The History of Growth: Digitisation is Just Another Chapter
In case there was any doubt, the recent financial crisis has reminded us that growth matters too. Considering growth in a longer historical context is also an interesting way of thinking about digital disruption.
I have recently been reading Dr Yuval Harari’s book ‘Sapiens: A Brief History of Humankind’. Dr Harari reminds us that humans have been around for some 2.5m years, but ‘Homo Sapiens’ for only around 200,000 years.
When considered next to Dr Robert Gordon’s “The Rise and Fall of American Growth” (watch Dr Gordon’s TED talk here) we realise that economic growth is a very recent phenomenon. Dr Gordon gives 1870 as his key starting date for rapid growth; some choose 1770, a century earlier. Either way that means that for some 199,800 years little happened, economically speaking.
Obviously some economically significant things happened along the way in ancient Egypt, Athens, Rome or renaissance Portugal. But most humans, on most of the planet for most of history lived on a modern equivalent of about five hundred US dollars a year. They laboured hard, lived in isolation and died young. Amazingly, the average rate of growth from AD1 to 1820 was 0.06% per year or 6% per century according to Angus Maddison. Almost nothing happened.
As Dr Gordon points out a number of simultaneous innovations in transport, power and communications transformed our society; transport by horse became transport by plane and automobile. Home appliances drove female participation in the work force.
In Western Europe over the 20th century, employment as a percentage of population remained stable, but we work 50% fewer hours and GDP has increased 500%. This increase in our productivity explained our growing life expectancy and wealth. As Paul Krugman has noted:
Productivity isn’t everything, but in the long run it is almost everything.
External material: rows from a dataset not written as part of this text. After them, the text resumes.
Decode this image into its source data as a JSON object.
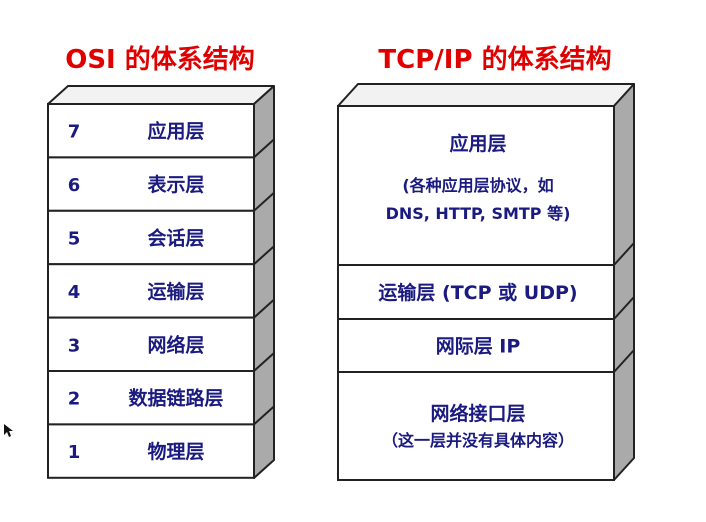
{
  "osi": {
    "title": "OSI 的体系结构",
    "layers": [
      {
        "num": "7",
        "name": "应用层"
      },
      {
        "num": "6",
        "name": "表示层"
      },
      {
        "num": "5",
        "name": "会话层"
      },
      {
        "num": "4",
        "name": "运输层"
      },
      {
        "num": "3",
        "name": "网络层"
      },
      {
        "num": "2",
        "name": "数据链路层"
      },
      {
        "num": "1",
        "name": "物理层"
      }
    ]
  },
  "tcpip": {
    "title": "TCP/IP 的体系结构",
    "layers": [
      {
        "name": "应用层",
        "details": [
          "(各种应用层协议，如",
          "DNS, HTTP, SMTP 等)"
        ]
      },
      {
        "name": "运输层 (TCP 或 UDP)",
        "details": []
      },
      {
        "name": "网际层 IP",
        "details": []
      },
      {
        "name": "网络接口层",
        "details": [
          "（这一层并没有具体内容）"
        ]
      }
    ]
  },
  "colors": {
    "title": "#e00000",
    "text": "#1a1a80",
    "side": "#aaaaaa",
    "top": "#f2f2f2",
    "border": "#222222"
  },
  "icons": [
    "mouse-cursor-icon"
  ]
}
A country’s ability to improve its standard of living over time depends almost entirely on its ability to raise its output per worker.
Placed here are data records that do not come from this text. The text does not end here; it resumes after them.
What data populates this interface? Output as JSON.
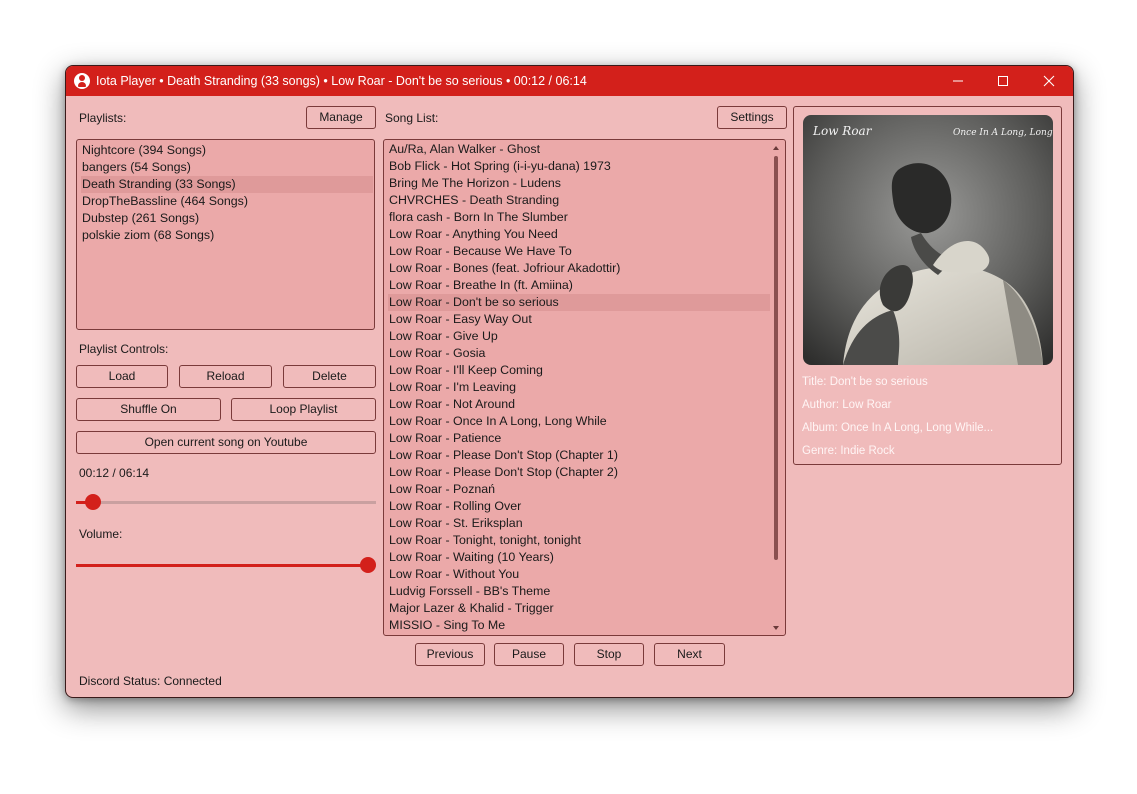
{
  "window": {
    "title": "Iota Player • Death Stranding (33 songs) • Low Roar - Don't be so serious • 00:12 / 06:14",
    "app_icon": "person-icon",
    "controls": {
      "minimize": "minimize-icon",
      "maximize": "maximize-icon",
      "close": "close-icon"
    }
  },
  "colors": {
    "accent": "#d3201b",
    "background": "#f0bbbb",
    "list_background": "#eba9a9",
    "selection": "#df9a9a"
  },
  "playlists": {
    "label": "Playlists:",
    "manage_button": "Manage",
    "items": [
      {
        "label": "Nightcore (394 Songs)",
        "selected": false
      },
      {
        "label": "bangers (54 Songs)",
        "selected": false
      },
      {
        "label": "Death Stranding (33 Songs)",
        "selected": true
      },
      {
        "label": "DropTheBassline (464 Songs)",
        "selected": false
      },
      {
        "label": "Dubstep (261 Songs)",
        "selected": false
      },
      {
        "label": "polskie ziom (68 Songs)",
        "selected": false
      }
    ]
  },
  "controls": {
    "label": "Playlist Controls:",
    "load": "Load",
    "reload": "Reload",
    "delete": "Delete",
    "shuffle": "Shuffle On",
    "loop": "Loop Playlist",
    "youtube": "Open current song on Youtube"
  },
  "progress": {
    "time": "00:12 / 06:14",
    "position": 0.032
  },
  "volume": {
    "label": "Volume:",
    "level": 1.0
  },
  "songs": {
    "label": "Song List:",
    "settings_button": "Settings",
    "items": [
      {
        "label": "Au/Ra, Alan Walker - Ghost",
        "selected": false
      },
      {
        "label": "Bob Flick - Hot Spring (i-i-yu-dana)  1973",
        "selected": false
      },
      {
        "label": "Bring Me The Horizon - Ludens",
        "selected": false
      },
      {
        "label": "CHVRCHES - Death Stranding",
        "selected": false
      },
      {
        "label": "flora cash - Born In The Slumber",
        "selected": false
      },
      {
        "label": "Low Roar - Anything You Need",
        "selected": false
      },
      {
        "label": "Low Roar - Because We Have To",
        "selected": false
      },
      {
        "label": "Low Roar - Bones (feat. Jofriour Akadottir)",
        "selected": false
      },
      {
        "label": "Low Roar - Breathe In (ft. Amiina)",
        "selected": false
      },
      {
        "label": "Low Roar - Don't be so serious",
        "selected": true
      },
      {
        "label": "Low Roar - Easy Way Out",
        "selected": false
      },
      {
        "label": "Low Roar - Give Up",
        "selected": false
      },
      {
        "label": "Low Roar - Gosia",
        "selected": false
      },
      {
        "label": "Low Roar - I'll Keep Coming",
        "selected": false
      },
      {
        "label": "Low Roar - I'm Leaving",
        "selected": false
      },
      {
        "label": "Low Roar - Not Around",
        "selected": false
      },
      {
        "label": "Low Roar - Once In A Long, Long While",
        "selected": false
      },
      {
        "label": "Low Roar - Patience",
        "selected": false
      },
      {
        "label": "Low Roar - Please Don't Stop (Chapter 1)",
        "selected": false
      },
      {
        "label": "Low Roar - Please Don't Stop (Chapter 2)",
        "selected": false
      },
      {
        "label": "Low Roar - Poznań",
        "selected": false
      },
      {
        "label": "Low Roar - Rolling Over",
        "selected": false
      },
      {
        "label": "Low Roar - St. Eriksplan",
        "selected": false
      },
      {
        "label": "Low Roar - Tonight, tonight, tonight",
        "selected": false
      },
      {
        "label": "Low Roar - Waiting (10 Years)",
        "selected": false
      },
      {
        "label": "Low Roar - Without You",
        "selected": false
      },
      {
        "label": "Ludvig Forssell - BB's Theme",
        "selected": false
      },
      {
        "label": "Major Lazer & Khalid - Trigger",
        "selected": false
      },
      {
        "label": "MISSIO - Sing To Me",
        "selected": false
      }
    ]
  },
  "playback": {
    "previous": "Previous",
    "pause": "Pause",
    "stop": "Stop",
    "next": "Next"
  },
  "now_playing": {
    "cover_text_left": "Low Roar",
    "cover_text_right": "Once In A Long, Long While",
    "title": "Title: Don't be so serious",
    "author": "Author: Low Roar",
    "album": "Album: Once In A Long, Long While...",
    "genre": "Genre: Indie Rock"
  },
  "status": {
    "discord": "Discord Status: Connected"
  }
}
To understand quite how disruptive these changes were consider the effect that the automobile had on agriculture: 25% of land was previously given over to producing crops for horses to eat.
But how does this relate to digital, the DisCo blog’s preoccupation? For those who value growth the message is clear: digital may be disruptive, but if you value growth it is not nearly disruptive enough. You should be doing everything you can to speed up digital innovation and ensure regulation encourages driverless cars, robotics, 3D printing and artificial intelligence into the economy.
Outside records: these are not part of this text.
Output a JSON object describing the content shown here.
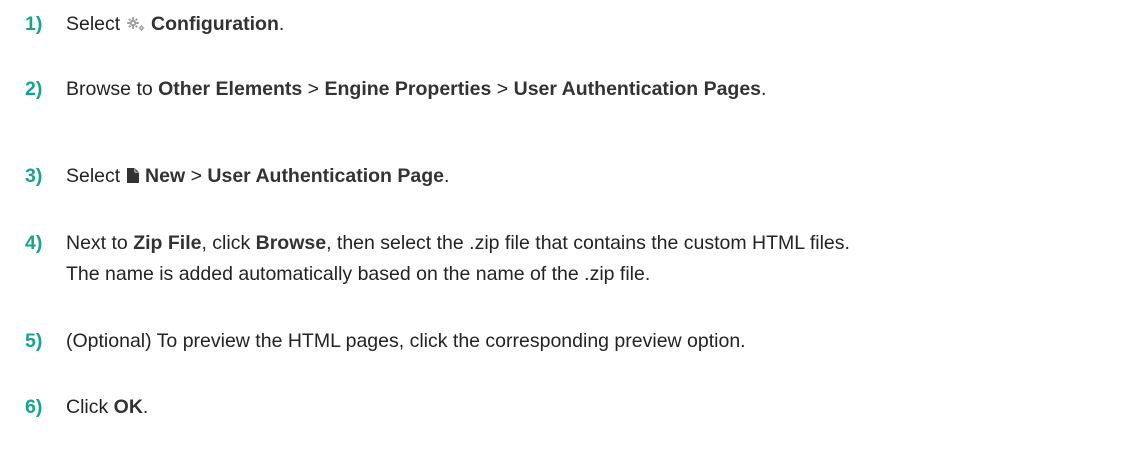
{
  "steps": [
    {
      "number": "1)",
      "parts": [
        {
          "t": "Select ",
          "b": false
        },
        {
          "icon": "gear-icon"
        },
        {
          "t": " ",
          "b": false
        },
        {
          "t": "Configuration",
          "b": true
        },
        {
          "t": ".",
          "b": false
        }
      ]
    },
    {
      "number": "2)",
      "parts": [
        {
          "t": "Browse to ",
          "b": false
        },
        {
          "t": "Other Elements",
          "b": true
        },
        {
          "t": " > ",
          "b": false
        },
        {
          "t": "Engine Properties",
          "b": true
        },
        {
          "t": " > ",
          "b": false
        },
        {
          "t": "User Authentication Pages",
          "b": true
        },
        {
          "t": ".",
          "b": false
        }
      ]
    },
    {
      "number": "3)",
      "parts": [
        {
          "t": "Select ",
          "b": false
        },
        {
          "icon": "new-document-icon"
        },
        {
          "t": " ",
          "b": false
        },
        {
          "t": "New",
          "b": true
        },
        {
          "t": " > ",
          "b": false
        },
        {
          "t": "User Authentication Page",
          "b": true
        },
        {
          "t": ".",
          "b": false
        }
      ]
    },
    {
      "number": "4)",
      "parts": [
        {
          "t": "Next to ",
          "b": false
        },
        {
          "t": "Zip File",
          "b": true
        },
        {
          "t": ", click ",
          "b": false
        },
        {
          "t": "Browse",
          "b": true
        },
        {
          "t": ", then select the .zip file that contains the custom HTML files.",
          "b": false
        },
        {
          "br": true
        },
        {
          "t": "The name is added automatically based on the name of the .zip file.",
          "b": false
        }
      ]
    },
    {
      "number": "5)",
      "parts": [
        {
          "t": "(Optional) To preview the HTML pages, click the corresponding preview option.",
          "b": false
        }
      ]
    },
    {
      "number": "6)",
      "parts": [
        {
          "t": "Click ",
          "b": false
        },
        {
          "t": "OK",
          "b": true
        },
        {
          "t": ".",
          "b": false
        }
      ]
    }
  ]
}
What is worrying is not digitisation, but the prospect of not enough digitisation.
The prescription is different depending where in the world you are, whether your headwinds relate to ageing society or to educational attainment. Here are a few things for policy makers to bear in mind.
Firstly, to quote former European Parliament President Hans-Gert Pöttering noted “The pessimists always lose”; a good mantra to bear in mind.
Secondly, and something particularly aimed to our European readers, don’t shoot yourself in the foot. Good policy towards the Internet and digitisation will benefit all. Bad policy cannot be targeted at a few high profile targets.
Thirdly, 70% of the gains from digital innovation go to users of ICT. It matters not who makes information technology; the winners are the ones that use it most effectively.
Fourthly, hierarchies won’t win; networks will. They will move faster, know more and react quicker to market demands.
Ultimately digitisation isn’t about technology. It is about wealth creation. It is about continuing to grow and being able to provide education, health, pensions, social security and disposable income. Digital innovations allow us to produce more, at lower cost, more quickly.
As the Red Queen said in “Through the Looking Glass” by Lewis Carroll, “It takes all the running you can do to keep in the same place”.